On Wednesdays I work the late shift at the library. When I came in at 1pm this past Wednesday, my coworker who covers the desk in the morning had a good story for me:
An elderly woman walked up to the desk and asked:
Do you have Sarah Palin's street address?
Keep in mind that this was Wed., Nov. 5th, 2008, the day after she and John McCain lost the 2008 presidential election. My coworker kind of joked, "what, do you want to send her a sympathy card?" The patron's response?
The patron went on to explain how she thought Palin did a great job in the campaign, and that she didn't want her to feel bad about not winning. But above all, the patron wanted to encourage Palin to try again in 2012. After such a negative and protracted election season, it's kind of refreshing to know there is someone with this much earnest concern for public officials.
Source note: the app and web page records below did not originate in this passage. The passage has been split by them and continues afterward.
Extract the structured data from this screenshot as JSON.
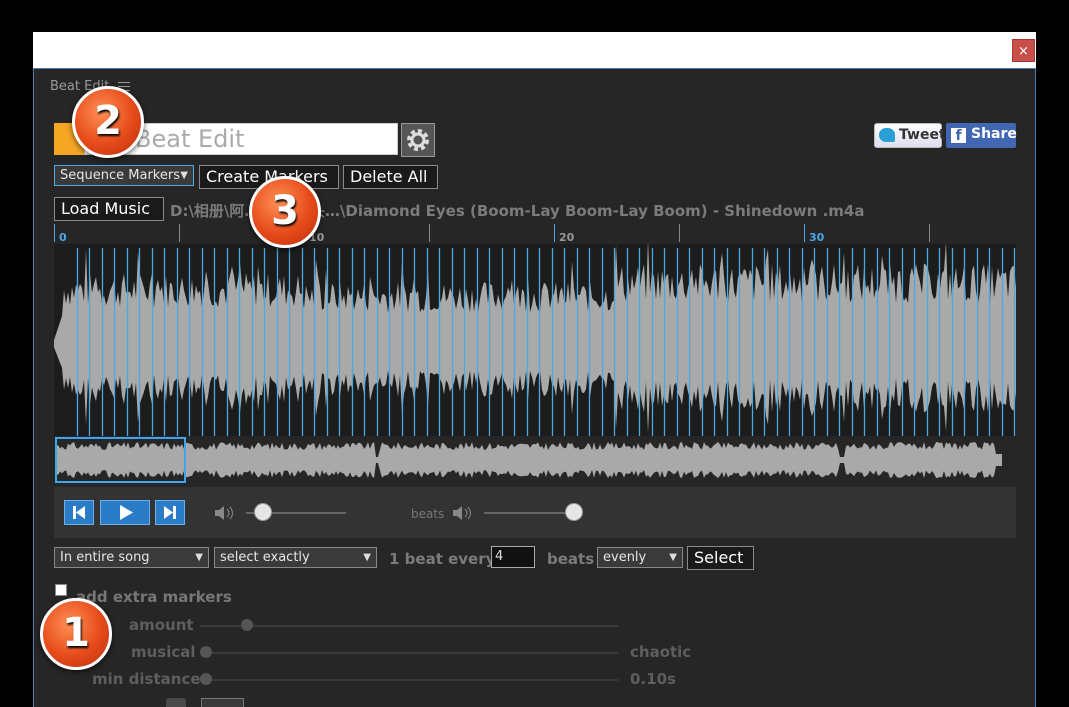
{
  "window": {
    "close_label": "×"
  },
  "app": {
    "tab_title": "Beat Edit",
    "menu_icon": "hamburger-menu-icon",
    "project_placeholder": "Beat Edit",
    "settings_icon": "gear-icon"
  },
  "social": {
    "tweet_label": "Tweet",
    "share_label": "Share"
  },
  "toolbar": {
    "marker_type": "Sequence Markers",
    "create_markers_label": "Create Markers",
    "delete_all_label": "Delete All",
    "load_music_label": "Load Music",
    "file_path": "D:\\相册\\阿…文本库\\头…\\Diamond Eyes (Boom-Lay Boom-Lay Boom) - Shinedown .m4a"
  },
  "timeline": {
    "ticks": [
      "0",
      "10",
      "20",
      "30"
    ]
  },
  "playback": {
    "beats_label": "beats",
    "volume": 0.05,
    "beats_volume": 0.95
  },
  "selection": {
    "scope": "In entire song",
    "mode": "select exactly",
    "beat_every_label": "1 beat every",
    "beat_every_value": "4",
    "beats_label": "beats",
    "distribution": "evenly",
    "select_label": "Select"
  },
  "extra": {
    "checkbox_label": "add extra markers",
    "amount_label": "amount",
    "musical_label": "musical",
    "chaotic_label": "chaotic",
    "min_distance_label": "min distance",
    "min_distance_value": "0.10s"
  },
  "annotations": [
    "1",
    "2",
    "3"
  ],
  "colors": {
    "accent": "#4aa8e8",
    "badge": "#e64a1a",
    "panel": "#262626"
  }
}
But back to the question: what followed was a quick search in a few of the popular people search resources, including ReferenceUSA. Interestingly, the street address was available in some, but was listed as "unlisted" in others. ReferenceUSA provided the phone number, but said the address was "Not Provided."
However, being a state Governor and Vice Presidential candidate, there are other ways to contact her, too. The mailing address for the McCain/Palin campaign headquarters was listed on the campaign website, and so was the address for the Massachusetts office. Her mailing address at the Governor's office was on the Alaska State website, but it also included this note:
Alaska law prohibits use of state equipment or resources for campaign or partisan political purposes. Please do not send any messages to these addresses or make calls to these telephone numbers concerning campaign or partisan political activities. Information about elections and candidates can be found by calling, writing, or e-mailing a campaign office for that particular candidate.
Which I found interesting, but which also rules out the Governor's office as an address to send a sympathy card.
My coworker said the patron took down the various mailing addresses, and said thank you, and went home to start composing her letter.